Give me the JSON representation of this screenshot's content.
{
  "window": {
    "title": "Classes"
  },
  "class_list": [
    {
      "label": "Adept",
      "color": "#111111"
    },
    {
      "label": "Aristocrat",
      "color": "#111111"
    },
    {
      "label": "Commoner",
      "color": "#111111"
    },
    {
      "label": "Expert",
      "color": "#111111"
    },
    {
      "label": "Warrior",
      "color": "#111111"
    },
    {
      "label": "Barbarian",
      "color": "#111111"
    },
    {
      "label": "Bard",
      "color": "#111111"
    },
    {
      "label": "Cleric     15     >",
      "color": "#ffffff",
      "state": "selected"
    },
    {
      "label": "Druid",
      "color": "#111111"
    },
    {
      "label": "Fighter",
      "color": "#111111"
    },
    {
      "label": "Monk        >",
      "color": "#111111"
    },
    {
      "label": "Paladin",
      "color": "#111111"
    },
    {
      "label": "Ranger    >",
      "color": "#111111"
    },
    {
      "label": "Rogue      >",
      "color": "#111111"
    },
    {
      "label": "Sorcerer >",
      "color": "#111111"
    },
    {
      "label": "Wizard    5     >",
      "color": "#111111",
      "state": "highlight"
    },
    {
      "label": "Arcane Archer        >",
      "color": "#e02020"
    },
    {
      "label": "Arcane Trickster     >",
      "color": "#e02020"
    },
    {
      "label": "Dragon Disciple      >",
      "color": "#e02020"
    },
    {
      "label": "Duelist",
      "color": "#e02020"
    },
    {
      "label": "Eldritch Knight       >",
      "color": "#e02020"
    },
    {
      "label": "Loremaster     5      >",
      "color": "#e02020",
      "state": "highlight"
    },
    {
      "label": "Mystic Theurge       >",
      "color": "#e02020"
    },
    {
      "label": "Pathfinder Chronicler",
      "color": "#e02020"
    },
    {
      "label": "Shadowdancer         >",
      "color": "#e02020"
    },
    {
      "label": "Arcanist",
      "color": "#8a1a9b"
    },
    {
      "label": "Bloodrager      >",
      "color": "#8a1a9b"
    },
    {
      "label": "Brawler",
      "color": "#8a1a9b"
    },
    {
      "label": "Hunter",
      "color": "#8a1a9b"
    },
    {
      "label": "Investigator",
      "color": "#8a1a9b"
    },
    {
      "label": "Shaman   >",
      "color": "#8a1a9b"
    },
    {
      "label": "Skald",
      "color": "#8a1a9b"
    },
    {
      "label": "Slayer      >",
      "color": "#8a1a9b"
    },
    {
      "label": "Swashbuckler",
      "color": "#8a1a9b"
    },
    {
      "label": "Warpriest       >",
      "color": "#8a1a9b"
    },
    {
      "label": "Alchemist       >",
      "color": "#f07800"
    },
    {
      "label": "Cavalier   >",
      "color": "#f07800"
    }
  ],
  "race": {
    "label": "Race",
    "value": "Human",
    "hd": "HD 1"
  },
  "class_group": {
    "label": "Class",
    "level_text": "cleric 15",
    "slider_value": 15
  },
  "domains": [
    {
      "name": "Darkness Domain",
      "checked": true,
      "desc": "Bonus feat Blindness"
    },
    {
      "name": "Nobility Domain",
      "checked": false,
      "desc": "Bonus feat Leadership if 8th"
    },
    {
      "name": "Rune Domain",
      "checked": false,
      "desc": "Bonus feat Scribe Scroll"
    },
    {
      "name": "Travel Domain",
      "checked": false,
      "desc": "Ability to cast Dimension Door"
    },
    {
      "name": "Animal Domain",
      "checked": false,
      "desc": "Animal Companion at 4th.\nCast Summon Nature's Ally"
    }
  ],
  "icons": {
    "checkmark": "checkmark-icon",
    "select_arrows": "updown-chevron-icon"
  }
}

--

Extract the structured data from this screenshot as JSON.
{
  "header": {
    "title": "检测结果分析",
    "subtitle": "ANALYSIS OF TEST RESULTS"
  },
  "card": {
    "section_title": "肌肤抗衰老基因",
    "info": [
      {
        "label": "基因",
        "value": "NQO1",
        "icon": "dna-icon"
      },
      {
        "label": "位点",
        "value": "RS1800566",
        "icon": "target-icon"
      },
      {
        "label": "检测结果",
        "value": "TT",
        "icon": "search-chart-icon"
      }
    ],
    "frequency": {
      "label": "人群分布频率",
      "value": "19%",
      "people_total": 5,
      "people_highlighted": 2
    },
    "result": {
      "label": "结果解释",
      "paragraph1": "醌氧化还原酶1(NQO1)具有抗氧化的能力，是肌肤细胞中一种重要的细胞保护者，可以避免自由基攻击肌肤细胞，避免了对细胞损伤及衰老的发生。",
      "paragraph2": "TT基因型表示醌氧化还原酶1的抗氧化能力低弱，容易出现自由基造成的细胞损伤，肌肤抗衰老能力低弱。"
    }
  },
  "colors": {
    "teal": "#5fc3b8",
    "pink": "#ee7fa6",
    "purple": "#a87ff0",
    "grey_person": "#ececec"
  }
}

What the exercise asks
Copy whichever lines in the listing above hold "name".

Answer for the task
      "name": "Darkness Domain",
      "name": "Nobility Domain",
      "name": "Rune Domain",
      "name": "Travel Domain",
      "name": "Animal Domain",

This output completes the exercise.